In late April, the Chinese government amended its law on the control of solid waste, including measures that clamp down even further on the importation of recycled materials from Western nations.
China was once the world’s biggest destination for exports of industrial and consumer wastes, including recycled paper, cardboard, plastics and scrap metal. For years, the plentiful empty boxes bound for the return journey from the U.S. West Coast to China could be filled with waste and shipped across the Pacific at low cost. However, given the poor image, low value and potentially polluting nature of these cargoes, the Chinese government began to limit their importation beginning in 2017. The new standards were strict enough that for a period, a substantial portion of the world’s scrap plastic and scrap paper lost a viable market and piled up near the source, forcing many local recycling programs to send their output to landfills. Some commodities diverted to alternative destinations with lower standards – notably Malaysia.

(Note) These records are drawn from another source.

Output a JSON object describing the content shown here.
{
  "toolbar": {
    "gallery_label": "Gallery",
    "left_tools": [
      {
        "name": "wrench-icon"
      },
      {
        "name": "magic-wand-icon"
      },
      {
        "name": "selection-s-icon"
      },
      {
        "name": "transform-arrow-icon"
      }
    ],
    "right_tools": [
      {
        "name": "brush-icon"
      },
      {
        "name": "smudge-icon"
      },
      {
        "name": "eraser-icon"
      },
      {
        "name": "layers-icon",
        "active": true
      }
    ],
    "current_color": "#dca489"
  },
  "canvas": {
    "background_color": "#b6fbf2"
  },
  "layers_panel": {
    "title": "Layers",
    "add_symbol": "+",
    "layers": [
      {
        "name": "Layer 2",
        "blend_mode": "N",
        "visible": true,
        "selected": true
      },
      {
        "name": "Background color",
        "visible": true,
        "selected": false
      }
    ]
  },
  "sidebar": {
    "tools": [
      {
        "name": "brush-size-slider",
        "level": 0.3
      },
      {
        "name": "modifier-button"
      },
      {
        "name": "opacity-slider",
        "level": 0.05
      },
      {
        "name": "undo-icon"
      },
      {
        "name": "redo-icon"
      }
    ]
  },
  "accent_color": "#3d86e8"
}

On April 29, China adopted a legal revision that requires its agencies to move gradually towards “zero” importation of solid wastes. It also raised the customs penalty for waste smuggling fivefold, setting a new upper limit of $700,000, and it makes ocean carriers jointly liable for infractions effective September 1. Previously, carriers were only responsible for the return the solid waste to the country of origin or the cost of its disposal if the importer could not be identified.

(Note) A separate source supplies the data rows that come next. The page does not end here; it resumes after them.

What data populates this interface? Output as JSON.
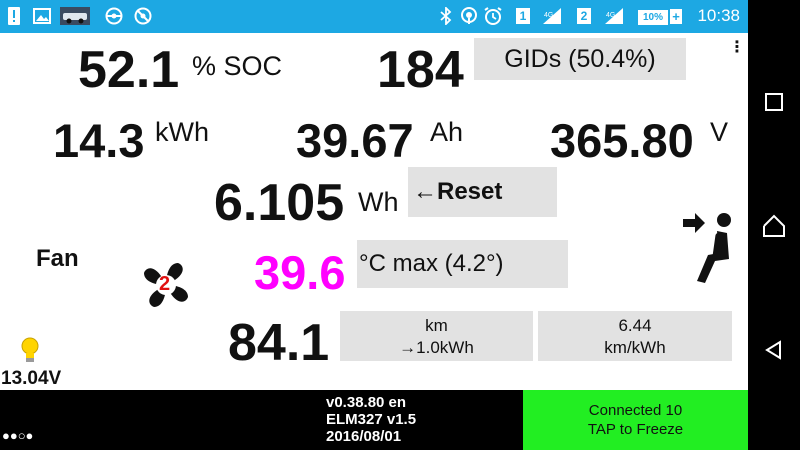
{
  "status_bar": {
    "sim1": "1",
    "sim2": "2",
    "battery_level": "10%",
    "battery_charging": "+",
    "time": "10:38",
    "icons": [
      "alert-icon",
      "image-icon",
      "car-icon",
      "steering-icon",
      "wifi-off-icon",
      "bluetooth-icon",
      "hotspot-icon",
      "alarm-icon",
      "signal-icon"
    ]
  },
  "menu_glyph": "⋮",
  "soc": {
    "value": "52.1",
    "unit": "% SOC"
  },
  "gids": {
    "value": "184",
    "label": "GIDs (50.4%)"
  },
  "energy": {
    "kwh_value": "14.3",
    "kwh_unit": "kWh",
    "ah_value": "39.67",
    "ah_unit": "Ah",
    "v_value": "365.80",
    "v_unit": "V"
  },
  "wh": {
    "value": "6.105",
    "unit": "Wh",
    "reset_label": "←Reset"
  },
  "fan": {
    "label": "Fan",
    "level": "2"
  },
  "temp": {
    "value": "39.6",
    "label": "°C max (4.2°)",
    "color": "#ff00ff"
  },
  "distance": {
    "value": "84.1",
    "km_label": "km",
    "per_kwh_label": "→1.0kWh",
    "eff_value": "6.44",
    "eff_unit": "km/kWh"
  },
  "voltage_12v": {
    "value": "13.04V"
  },
  "footer": {
    "version": "v0.38.80 en",
    "elm": "ELM327 v1.5",
    "date": "2016/08/01",
    "connected": "Connected 10",
    "tap": "TAP to Freeze",
    "page_dots": "●●○●"
  },
  "colors": {
    "status_bar": "#1da8e3",
    "connected_bg": "#22ee22",
    "button_gray": "#e2e2e2"
  }
}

The new joint liability provision has led at least two carriers to reconsider their involvement in shipping wastes to China. In May, number-two carrier MSC said that it would stop accepting all solid waste cargoes bound for China effective June 1 in order to ensure compliance in advance of the rule’s implementation. On June 12, Hapag-Lloyd followed suit, cautioning its customers that it will not accept any China-bound solid waste cargoes – including scrap metal – with arrival dates on or after September 1.

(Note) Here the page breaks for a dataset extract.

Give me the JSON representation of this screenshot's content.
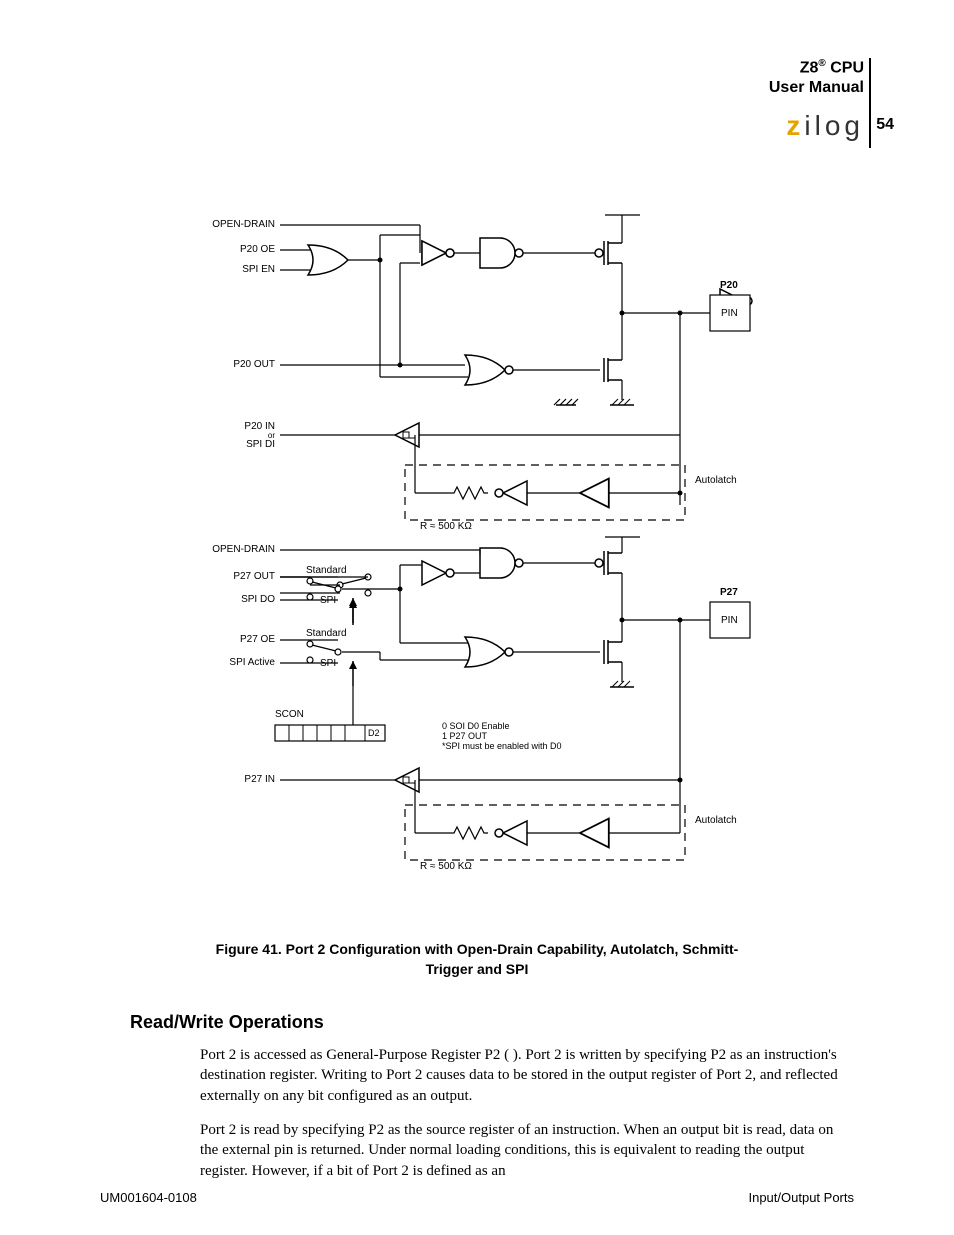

Other nations are also pushing back on recycled waste imports, particularly plastics. Malaysia banned the importation of plastic wate in early 2019, and in January 2020 it shipped about 150 illegal waste cargoes back to the country of origin. “Our position is very firm. We just want to send back [the waste] and we just want to give a message that Malaysia is not the dumping site of the world,” environment minister Yeo Bee Yin told reporters at a January press conference.